DESCRIPTION OF THE TASK:
Track down each line below containing the string "demo" and copy it.

━━ SUPPLIED MATERIAL ━━

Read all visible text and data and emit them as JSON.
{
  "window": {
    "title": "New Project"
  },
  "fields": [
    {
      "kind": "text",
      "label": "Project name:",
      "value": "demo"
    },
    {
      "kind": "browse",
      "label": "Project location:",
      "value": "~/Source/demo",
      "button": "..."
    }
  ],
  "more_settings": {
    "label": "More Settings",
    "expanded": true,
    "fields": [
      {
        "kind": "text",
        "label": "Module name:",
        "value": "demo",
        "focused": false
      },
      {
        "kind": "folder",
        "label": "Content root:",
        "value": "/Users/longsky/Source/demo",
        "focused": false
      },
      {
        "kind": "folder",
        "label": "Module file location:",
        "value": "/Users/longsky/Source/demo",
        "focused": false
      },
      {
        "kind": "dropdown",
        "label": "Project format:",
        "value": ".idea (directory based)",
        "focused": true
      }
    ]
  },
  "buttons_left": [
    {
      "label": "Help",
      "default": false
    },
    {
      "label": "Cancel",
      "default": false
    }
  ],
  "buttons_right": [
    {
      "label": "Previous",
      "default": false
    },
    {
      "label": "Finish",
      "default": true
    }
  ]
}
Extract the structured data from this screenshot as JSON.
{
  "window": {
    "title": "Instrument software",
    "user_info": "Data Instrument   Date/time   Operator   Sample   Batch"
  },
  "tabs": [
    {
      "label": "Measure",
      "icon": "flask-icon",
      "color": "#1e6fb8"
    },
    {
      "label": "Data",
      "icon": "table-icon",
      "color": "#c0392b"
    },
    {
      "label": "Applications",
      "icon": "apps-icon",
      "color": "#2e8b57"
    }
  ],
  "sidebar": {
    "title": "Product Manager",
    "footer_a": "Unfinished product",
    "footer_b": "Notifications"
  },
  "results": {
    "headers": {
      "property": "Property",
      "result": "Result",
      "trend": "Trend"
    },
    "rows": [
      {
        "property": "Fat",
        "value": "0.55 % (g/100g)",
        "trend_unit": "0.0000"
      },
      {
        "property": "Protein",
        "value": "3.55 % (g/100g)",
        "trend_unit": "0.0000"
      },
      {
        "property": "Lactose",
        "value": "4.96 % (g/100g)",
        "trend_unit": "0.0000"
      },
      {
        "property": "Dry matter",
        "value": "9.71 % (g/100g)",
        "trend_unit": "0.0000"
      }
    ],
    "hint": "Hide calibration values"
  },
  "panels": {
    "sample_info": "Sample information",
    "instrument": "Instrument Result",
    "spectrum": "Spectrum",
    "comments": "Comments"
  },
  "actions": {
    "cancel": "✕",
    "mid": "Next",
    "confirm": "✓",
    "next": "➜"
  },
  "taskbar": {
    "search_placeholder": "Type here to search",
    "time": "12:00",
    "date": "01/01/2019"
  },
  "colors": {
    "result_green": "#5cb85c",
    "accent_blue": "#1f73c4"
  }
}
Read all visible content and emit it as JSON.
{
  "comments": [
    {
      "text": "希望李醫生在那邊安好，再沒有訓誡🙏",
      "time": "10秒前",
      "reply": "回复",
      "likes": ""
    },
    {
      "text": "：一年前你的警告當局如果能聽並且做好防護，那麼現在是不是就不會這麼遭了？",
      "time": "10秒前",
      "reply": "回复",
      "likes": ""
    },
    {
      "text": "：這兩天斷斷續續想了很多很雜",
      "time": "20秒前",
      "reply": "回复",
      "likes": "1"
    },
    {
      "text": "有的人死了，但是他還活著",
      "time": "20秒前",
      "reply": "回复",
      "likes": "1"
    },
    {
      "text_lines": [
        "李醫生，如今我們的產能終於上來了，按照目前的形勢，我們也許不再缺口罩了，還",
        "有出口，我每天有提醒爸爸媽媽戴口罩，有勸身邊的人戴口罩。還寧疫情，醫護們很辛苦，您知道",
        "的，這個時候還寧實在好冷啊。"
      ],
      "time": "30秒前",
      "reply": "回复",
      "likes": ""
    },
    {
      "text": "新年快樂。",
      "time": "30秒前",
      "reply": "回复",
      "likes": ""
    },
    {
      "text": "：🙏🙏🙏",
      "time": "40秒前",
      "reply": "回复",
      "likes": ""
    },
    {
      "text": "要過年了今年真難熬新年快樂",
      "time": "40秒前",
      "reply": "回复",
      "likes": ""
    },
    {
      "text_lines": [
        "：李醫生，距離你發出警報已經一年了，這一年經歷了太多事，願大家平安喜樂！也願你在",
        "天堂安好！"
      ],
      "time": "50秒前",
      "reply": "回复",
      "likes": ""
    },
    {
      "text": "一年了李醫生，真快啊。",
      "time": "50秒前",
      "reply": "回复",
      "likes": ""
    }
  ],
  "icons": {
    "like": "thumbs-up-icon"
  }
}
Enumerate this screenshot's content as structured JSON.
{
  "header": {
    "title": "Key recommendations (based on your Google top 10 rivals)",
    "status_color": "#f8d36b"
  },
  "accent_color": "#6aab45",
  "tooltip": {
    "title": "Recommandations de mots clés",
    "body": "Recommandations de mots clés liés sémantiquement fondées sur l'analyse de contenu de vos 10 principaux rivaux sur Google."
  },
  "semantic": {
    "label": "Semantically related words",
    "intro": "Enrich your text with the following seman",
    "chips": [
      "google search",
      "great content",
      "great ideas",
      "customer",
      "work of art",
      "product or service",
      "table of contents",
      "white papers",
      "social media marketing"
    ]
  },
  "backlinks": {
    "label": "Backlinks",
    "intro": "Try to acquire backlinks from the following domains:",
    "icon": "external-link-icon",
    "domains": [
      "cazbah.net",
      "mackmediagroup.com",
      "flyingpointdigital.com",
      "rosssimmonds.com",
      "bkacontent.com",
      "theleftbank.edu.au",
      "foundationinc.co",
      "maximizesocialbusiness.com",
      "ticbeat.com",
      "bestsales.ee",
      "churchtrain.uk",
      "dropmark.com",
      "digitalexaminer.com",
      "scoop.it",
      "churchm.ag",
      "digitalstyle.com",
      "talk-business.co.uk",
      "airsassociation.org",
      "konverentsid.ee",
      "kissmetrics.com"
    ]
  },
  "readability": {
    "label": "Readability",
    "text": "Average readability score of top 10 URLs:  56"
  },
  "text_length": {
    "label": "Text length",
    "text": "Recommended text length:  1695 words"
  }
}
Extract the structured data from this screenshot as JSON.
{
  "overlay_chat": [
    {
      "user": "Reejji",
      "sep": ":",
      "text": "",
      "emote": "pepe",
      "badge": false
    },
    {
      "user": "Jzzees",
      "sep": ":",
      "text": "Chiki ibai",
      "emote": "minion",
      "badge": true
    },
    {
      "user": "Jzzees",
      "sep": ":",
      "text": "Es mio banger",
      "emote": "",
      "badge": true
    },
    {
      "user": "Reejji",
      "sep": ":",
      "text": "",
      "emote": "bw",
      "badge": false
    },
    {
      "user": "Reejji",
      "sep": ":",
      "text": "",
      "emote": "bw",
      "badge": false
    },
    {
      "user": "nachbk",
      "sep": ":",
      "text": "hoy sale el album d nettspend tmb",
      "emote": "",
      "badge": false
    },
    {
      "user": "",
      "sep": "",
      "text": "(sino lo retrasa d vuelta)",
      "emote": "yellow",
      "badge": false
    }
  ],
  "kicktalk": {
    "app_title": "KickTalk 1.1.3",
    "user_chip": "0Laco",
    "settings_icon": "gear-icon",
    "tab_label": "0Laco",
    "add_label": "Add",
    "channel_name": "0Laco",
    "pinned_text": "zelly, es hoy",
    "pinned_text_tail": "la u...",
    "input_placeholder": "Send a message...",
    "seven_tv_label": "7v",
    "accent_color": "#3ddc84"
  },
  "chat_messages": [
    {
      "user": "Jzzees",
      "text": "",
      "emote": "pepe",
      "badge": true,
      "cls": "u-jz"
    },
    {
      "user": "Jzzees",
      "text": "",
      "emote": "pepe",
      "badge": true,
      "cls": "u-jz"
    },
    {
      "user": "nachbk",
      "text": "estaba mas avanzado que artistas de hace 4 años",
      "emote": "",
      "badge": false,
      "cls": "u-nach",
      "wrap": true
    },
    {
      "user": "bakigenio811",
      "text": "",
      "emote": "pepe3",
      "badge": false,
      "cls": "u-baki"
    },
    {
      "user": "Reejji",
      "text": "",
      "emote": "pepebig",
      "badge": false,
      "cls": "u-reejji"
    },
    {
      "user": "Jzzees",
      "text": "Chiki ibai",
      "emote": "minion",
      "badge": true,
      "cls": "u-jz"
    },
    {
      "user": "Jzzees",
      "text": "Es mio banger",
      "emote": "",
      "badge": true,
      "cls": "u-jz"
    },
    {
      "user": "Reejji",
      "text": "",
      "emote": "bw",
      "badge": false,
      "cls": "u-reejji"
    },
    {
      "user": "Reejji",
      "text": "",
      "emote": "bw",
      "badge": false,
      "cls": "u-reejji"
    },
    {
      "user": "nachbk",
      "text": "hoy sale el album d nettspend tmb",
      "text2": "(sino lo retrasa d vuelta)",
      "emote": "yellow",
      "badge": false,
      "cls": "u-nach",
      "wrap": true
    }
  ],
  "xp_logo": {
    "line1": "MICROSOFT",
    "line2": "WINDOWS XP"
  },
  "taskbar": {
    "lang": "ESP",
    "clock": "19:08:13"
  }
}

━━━

SOLUTION:
      "value": "demo"
      "value": "~/Source/demo",
        "value": "demo",
        "value": "/Users/longsky/Source/demo",
        "value": "/Users/longsky/Source/demo",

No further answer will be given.